I don’t usually write about my research or political issues on this blog which could be an act of avoidance because it certainly is a big part of my daily life (as it is for most women who are aware of and experience sexism in our society). I think there are important questions of how certain situations in daily life are different for men and women and men and women of different positions.
Part of my problem is that I notice I put myself in subservient positions because of several reasons. One, I am a people pleaser and care about customer service after spending my late teens and 20s working in a make-up store and on a political campaign trying to get people to donate money. I also think I still feel like I am in a lower position or still see myself in that first job as a paralegal in New York City when I thought I would get ahead by being helpful and friendly (but really there was no getting ahead in that job). I look back now on my performance review and a male attorney praised me because he noted that even when I was making copies I did it with a smile. Now I am not saying a good attitude shouldn’t matter, but can you imagine this ever being part of a young man’s performance review? Why should it matter if I smile while making copies as long as you get your organized copies? Is it to make the people asking me to do these menial tasks until 10pm at night feel better?
Finally, I think I have been trained differently than my male peers. In order to get ahead I have always been taught to work hard and go above and beyond, but this looks different for young men versus young women. When I have been given this advice by well-intentioned people I don’t think they have the same image of a hard working woman versus a hard working man. A hard working man does not have to be always smiling or pleasant or subservient. He asserts his role, intelligence, and position, which is not related to being friendly or accommodating? If it is, terrific, but it is not what he is judged against.
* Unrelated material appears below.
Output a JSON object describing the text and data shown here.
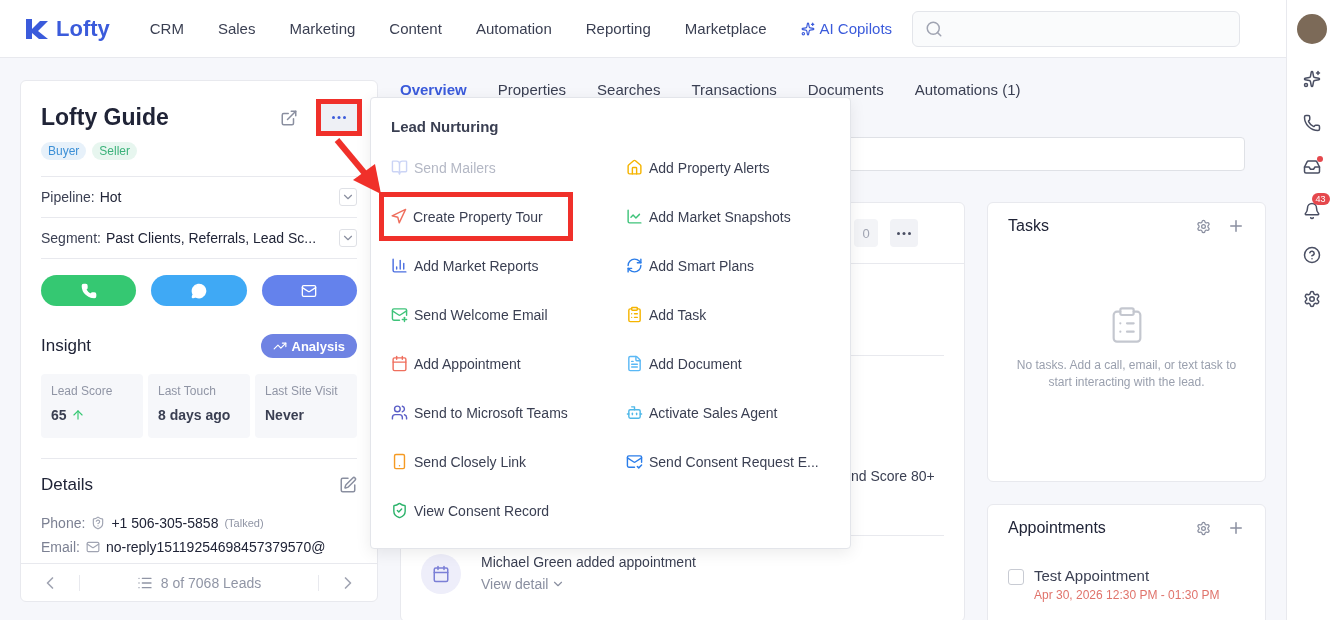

This thinking all started because of a frustrating situation I was in today where I organized an event with a speaker. I am a PhD candidate and was with two professors in a room full of younger masters’ students who are at this event because I invited them. For some reason I let my role becoming giving people food and make everyone comfortable. The professor speaking at this event is someone who I think does not particularly like me or my research and in my nervousness instead of trying to demonstrate what a bright researcher I am and competent individual, I got up immediately to get him a water and as a side note asked if he wanted coffee. I guess I stupidly thought it wouldn’t feel like I was a waitress and that he would turn down the offer for coffee, but he took me up on my offer and asked for water and coffee. I did not receive a hello, or eye contact, and felt I had to make myself invisible as a person to get this coffee and water and deliver it quietly so as not to disturb the men having small talk. Then he asked for food and instead of someone sitting near the food helping pass it along I had to quietly walk across the room as the designated female caretaker to get it for him. I was not acknowledged when the event started except to ask questions about the food I ordered for everyone.
I am not trying to blame this one individual, but instead to reflect on myself. I internally scolded myself for acting this way, but was it really my fault? I don’t know another way of being that does not involve trying to be polite and friendly, but when does this become more than just being friendly, but becomes minimizing myself as an academic or professional. Maybe this is just me being sensitive and maybe the option is to not care whether I get coffee, but whether I am still getting ahead at the end of the day as an academic. In the meantime, I will be getting coffee for myself so I can keep working my butt off to produce the work that will help me advance.